(Stored records)
********************

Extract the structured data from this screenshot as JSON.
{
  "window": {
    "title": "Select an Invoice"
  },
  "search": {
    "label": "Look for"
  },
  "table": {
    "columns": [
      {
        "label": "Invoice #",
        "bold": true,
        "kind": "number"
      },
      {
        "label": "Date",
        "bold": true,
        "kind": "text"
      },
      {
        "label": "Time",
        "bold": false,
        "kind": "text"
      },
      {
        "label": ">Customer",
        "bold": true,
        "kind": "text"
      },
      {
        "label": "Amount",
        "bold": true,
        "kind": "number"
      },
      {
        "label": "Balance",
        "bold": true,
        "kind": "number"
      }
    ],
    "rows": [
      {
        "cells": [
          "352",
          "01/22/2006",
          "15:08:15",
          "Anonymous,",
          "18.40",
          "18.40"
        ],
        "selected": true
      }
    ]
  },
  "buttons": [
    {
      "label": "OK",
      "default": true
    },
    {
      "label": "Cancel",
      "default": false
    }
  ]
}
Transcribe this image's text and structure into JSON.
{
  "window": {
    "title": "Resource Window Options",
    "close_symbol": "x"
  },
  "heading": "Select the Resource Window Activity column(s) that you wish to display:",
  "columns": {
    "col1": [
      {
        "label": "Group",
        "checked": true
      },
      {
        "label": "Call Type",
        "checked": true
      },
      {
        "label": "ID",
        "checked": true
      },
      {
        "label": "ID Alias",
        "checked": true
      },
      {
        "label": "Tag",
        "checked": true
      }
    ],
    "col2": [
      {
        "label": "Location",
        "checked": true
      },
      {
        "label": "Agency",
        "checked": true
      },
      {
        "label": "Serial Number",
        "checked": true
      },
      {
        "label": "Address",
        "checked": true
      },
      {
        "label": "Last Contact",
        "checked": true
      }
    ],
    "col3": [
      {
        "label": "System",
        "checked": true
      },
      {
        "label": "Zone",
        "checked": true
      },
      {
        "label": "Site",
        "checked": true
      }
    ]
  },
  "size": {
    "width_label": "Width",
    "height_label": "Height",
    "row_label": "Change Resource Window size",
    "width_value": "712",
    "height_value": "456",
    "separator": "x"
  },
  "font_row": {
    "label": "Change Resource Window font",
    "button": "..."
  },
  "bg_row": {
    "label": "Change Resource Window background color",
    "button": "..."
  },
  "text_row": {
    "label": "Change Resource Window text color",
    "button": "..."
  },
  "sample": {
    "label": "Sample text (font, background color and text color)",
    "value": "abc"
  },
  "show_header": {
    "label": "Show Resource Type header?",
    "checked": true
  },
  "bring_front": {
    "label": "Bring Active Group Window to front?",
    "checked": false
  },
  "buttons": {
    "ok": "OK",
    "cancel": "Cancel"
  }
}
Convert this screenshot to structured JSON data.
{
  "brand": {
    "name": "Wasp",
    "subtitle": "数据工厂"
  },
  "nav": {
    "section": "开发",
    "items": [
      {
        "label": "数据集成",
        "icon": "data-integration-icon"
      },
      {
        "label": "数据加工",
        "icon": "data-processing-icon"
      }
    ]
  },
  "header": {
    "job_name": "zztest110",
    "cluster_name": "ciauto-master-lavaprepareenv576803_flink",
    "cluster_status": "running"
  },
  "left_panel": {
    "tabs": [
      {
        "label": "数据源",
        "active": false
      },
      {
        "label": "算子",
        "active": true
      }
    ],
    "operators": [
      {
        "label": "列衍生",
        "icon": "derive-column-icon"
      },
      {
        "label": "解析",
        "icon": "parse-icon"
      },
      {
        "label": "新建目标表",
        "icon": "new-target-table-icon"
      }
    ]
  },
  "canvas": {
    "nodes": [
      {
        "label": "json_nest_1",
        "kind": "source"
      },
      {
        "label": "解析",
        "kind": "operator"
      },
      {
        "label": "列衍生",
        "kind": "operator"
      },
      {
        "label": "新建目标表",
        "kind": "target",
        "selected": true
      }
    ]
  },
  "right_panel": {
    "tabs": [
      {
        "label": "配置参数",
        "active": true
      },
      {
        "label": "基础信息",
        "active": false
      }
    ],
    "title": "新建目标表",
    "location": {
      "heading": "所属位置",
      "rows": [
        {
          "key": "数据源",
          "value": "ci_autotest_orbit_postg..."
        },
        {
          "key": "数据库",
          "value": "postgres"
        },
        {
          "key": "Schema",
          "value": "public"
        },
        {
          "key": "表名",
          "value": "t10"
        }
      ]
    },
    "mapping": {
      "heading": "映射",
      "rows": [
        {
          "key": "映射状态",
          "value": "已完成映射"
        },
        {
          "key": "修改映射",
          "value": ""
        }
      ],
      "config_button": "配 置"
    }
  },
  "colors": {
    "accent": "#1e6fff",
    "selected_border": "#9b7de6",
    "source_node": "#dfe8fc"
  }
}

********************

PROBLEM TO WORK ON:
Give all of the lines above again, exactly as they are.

ANSWER SPACE:
Extract the structured data from this screenshot as JSON.
{
  "window": {
    "title": "Select an Invoice"
  },
  "search": {
    "label": "Look for"
  },
  "table": {
    "columns": [
      {
        "label": "Invoice #",
        "bold": true,
        "kind": "number"
      },
      {
        "label": "Date",
        "bold": true,
        "kind": "text"
      },
      {
        "label": "Time",
        "bold": false,
        "kind": "text"
      },
      {
        "label": ">Customer",
        "bold": true,
        "kind": "text"
      },
      {
        "label": "Amount",
        "bold": true,
        "kind": "number"
      },
      {
        "label": "Balance",
        "bold": true,
        "kind": "number"
      }
    ],
    "rows": [
      {
        "cells": [
          "352",
          "01/22/2006",
          "15:08:15",
          "Anonymous,",
          "18.40",
          "18.40"
        ],
        "selected": true
      }
    ]
  },
  "buttons": [
    {
      "label": "OK",
      "default": true
    },
    {
      "label": "Cancel",
      "default": false
    }
  ]
}
Transcribe this image's text and structure into JSON.
{
  "window": {
    "title": "Resource Window Options",
    "close_symbol": "x"
  },
  "heading": "Select the Resource Window Activity column(s) that you wish to display:",
  "columns": {
    "col1": [
      {
        "label": "Group",
        "checked": true
      },
      {
        "label": "Call Type",
        "checked": true
      },
      {
        "label": "ID",
        "checked": true
      },
      {
        "label": "ID Alias",
        "checked": true
      },
      {
        "label": "Tag",
        "checked": true
      }
    ],
    "col2": [
      {
        "label": "Location",
        "checked": true
      },
      {
        "label": "Agency",
        "checked": true
      },
      {
        "label": "Serial Number",
        "checked": true
      },
      {
        "label": "Address",
        "checked": true
      },
      {
        "label": "Last Contact",
        "checked": true
      }
    ],
    "col3": [
      {
        "label": "System",
        "checked": true
      },
      {
        "label": "Zone",
        "checked": true
      },
      {
        "label": "Site",
        "checked": true
      }
    ]
  },
  "size": {
    "width_label": "Width",
    "height_label": "Height",
    "row_label": "Change Resource Window size",
    "width_value": "712",
    "height_value": "456",
    "separator": "x"
  },
  "font_row": {
    "label": "Change Resource Window font",
    "button": "..."
  },
  "bg_row": {
    "label": "Change Resource Window background color",
    "button": "..."
  },
  "text_row": {
    "label": "Change Resource Window text color",
    "button": "..."
  },
  "sample": {
    "label": "Sample text (font, background color and text color)",
    "value": "abc"
  },
  "show_header": {
    "label": "Show Resource Type header?",
    "checked": true
  },
  "bring_front": {
    "label": "Bring Active Group Window to front?",
    "checked": false
  },
  "buttons": {
    "ok": "OK",
    "cancel": "Cancel"
  }
}
Convert this screenshot to structured JSON data.
{
  "brand": {
    "name": "Wasp",
    "subtitle": "数据工厂"
  },
  "nav": {
    "section": "开发",
    "items": [
      {
        "label": "数据集成",
        "icon": "data-integration-icon"
      },
      {
        "label": "数据加工",
        "icon": "data-processing-icon"
      }
    ]
  },
  "header": {
    "job_name": "zztest110",
    "cluster_name": "ciauto-master-lavaprepareenv576803_flink",
    "cluster_status": "running"
  },
  "left_panel": {
    "tabs": [
      {
        "label": "数据源",
        "active": false
      },
      {
        "label": "算子",
        "active": true
      }
    ],
    "operators": [
      {
        "label": "列衍生",
        "icon": "derive-column-icon"
      },
      {
        "label": "解析",
        "icon": "parse-icon"
      },
      {
        "label": "新建目标表",
        "icon": "new-target-table-icon"
      }
    ]
  },
  "canvas": {
    "nodes": [
      {
        "label": "json_nest_1",
        "kind": "source"
      },
      {
        "label": "解析",
        "kind": "operator"
      },
      {
        "label": "列衍生",
        "kind": "operator"
      },
      {
        "label": "新建目标表",
        "kind": "target",
        "selected": true
      }
    ]
  },
  "right_panel": {
    "tabs": [
      {
        "label": "配置参数",
        "active": true
      },
      {
        "label": "基础信息",
        "active": false
      }
    ],
    "title": "新建目标表",
    "location": {
      "heading": "所属位置",
      "rows": [
        {
          "key": "数据源",
          "value": "ci_autotest_orbit_postg..."
        },
        {
          "key": "数据库",
          "value": "postgres"
        },
        {
          "key": "Schema",
          "value": "public"
        },
        {
          "key": "表名",
          "value": "t10"
        }
      ]
    },
    "mapping": {
      "heading": "映射",
      "rows": [
        {
          "key": "映射状态",
          "value": "已完成映射"
        },
        {
          "key": "修改映射",
          "value": ""
        }
      ],
      "config_button": "配 置"
    }
  },
  "colors": {
    "accent": "#1e6fff",
    "selected_border": "#9b7de6",
    "source_node": "#dfe8fc"
  }
}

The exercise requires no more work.